A terrible situation, to be sure, but many assumed that at least the membership companies were safe. And these companies, like Antaeus, the Echo Theater Company, Rogue Machine Theater, Pacific Resident Theater, to name but a few – were making some of the most exciting work in intimate theaters, so everything would be fine.
Enter the hashtag: #everystage
Over the holidays I got in a couple of twitter fights with the anonymous twitter handle @99Blacklist, the de facto (though unofficial) propaganda machine for Actors’ Equity. One of the things I noticed was their new line of argument and new hashtag #everystage.
Notably the hashtag isn’t #everystageexceptthosespecificallyexemptedbythecarveoutsthatequityputinplacetodividethecommunity. But online brevity and etiquette aside, #everystage is pretty clear. It means every stage. Coupled with the new (faulty) argument that these intimate theaters have been engaging in wage theft against actors, the propaganda has a very clear goal: Transform every stage to minimum wage. That means, as many thought, that membership companies are in jeopardy, their exemption tenuous. Will Equity wait a year before imposing minimum wage on these companies? Two years?
That’s a big deal. That means less theater in Los Angeles, that means less diversity on Los Angeles stages, that means theater becomes more expensive, less accessible and less local. That’s a shift that will make no one rich and Los Angeles culturally much poorer.
The painful genius behind Equity’s strategy is, much like the fake news that’s clogging our social media, it sounds like it make sense. Who doesn’t want to make something great again? Who isn’t for a minimum wage? Who doesn’t want artists to make more money? Who isn’t for every stage being treated the same?
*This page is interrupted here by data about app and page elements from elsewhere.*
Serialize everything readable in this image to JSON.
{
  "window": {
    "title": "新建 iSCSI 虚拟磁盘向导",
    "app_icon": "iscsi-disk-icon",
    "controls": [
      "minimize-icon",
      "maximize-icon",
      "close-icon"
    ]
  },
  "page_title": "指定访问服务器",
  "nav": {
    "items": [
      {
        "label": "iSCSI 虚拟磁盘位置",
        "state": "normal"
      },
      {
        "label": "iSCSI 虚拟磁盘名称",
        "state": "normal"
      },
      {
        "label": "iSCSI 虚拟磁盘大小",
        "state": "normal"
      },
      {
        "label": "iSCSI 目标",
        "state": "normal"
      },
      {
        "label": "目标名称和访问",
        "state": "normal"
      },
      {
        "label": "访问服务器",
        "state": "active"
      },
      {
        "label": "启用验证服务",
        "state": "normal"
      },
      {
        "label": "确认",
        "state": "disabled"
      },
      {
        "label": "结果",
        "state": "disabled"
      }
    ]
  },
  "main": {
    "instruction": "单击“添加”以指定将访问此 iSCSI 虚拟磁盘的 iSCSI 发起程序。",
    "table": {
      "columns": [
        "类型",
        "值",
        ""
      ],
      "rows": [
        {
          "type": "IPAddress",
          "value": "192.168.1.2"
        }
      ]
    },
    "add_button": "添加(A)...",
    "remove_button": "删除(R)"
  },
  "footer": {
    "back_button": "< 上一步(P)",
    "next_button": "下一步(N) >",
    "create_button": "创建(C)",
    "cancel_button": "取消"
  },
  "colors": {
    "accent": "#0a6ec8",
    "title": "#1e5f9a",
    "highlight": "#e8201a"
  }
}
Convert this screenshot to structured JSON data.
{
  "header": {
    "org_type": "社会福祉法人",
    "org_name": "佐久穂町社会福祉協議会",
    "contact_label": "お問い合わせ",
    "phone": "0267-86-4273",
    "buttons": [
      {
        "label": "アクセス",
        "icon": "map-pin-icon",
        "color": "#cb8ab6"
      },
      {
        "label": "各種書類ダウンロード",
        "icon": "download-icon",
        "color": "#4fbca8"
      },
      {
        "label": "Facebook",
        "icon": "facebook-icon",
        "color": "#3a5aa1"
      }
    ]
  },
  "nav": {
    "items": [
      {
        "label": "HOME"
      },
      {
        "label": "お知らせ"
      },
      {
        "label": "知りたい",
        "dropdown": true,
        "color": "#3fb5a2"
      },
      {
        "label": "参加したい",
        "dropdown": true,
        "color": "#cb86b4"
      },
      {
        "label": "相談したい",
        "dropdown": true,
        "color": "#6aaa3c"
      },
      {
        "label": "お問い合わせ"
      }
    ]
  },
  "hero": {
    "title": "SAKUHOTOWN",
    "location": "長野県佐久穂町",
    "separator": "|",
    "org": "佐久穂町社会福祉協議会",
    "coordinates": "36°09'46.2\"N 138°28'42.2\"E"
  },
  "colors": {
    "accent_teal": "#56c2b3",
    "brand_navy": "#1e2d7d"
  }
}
But, of course, the devil is in the details – details that these mouthpieces choose to ignore.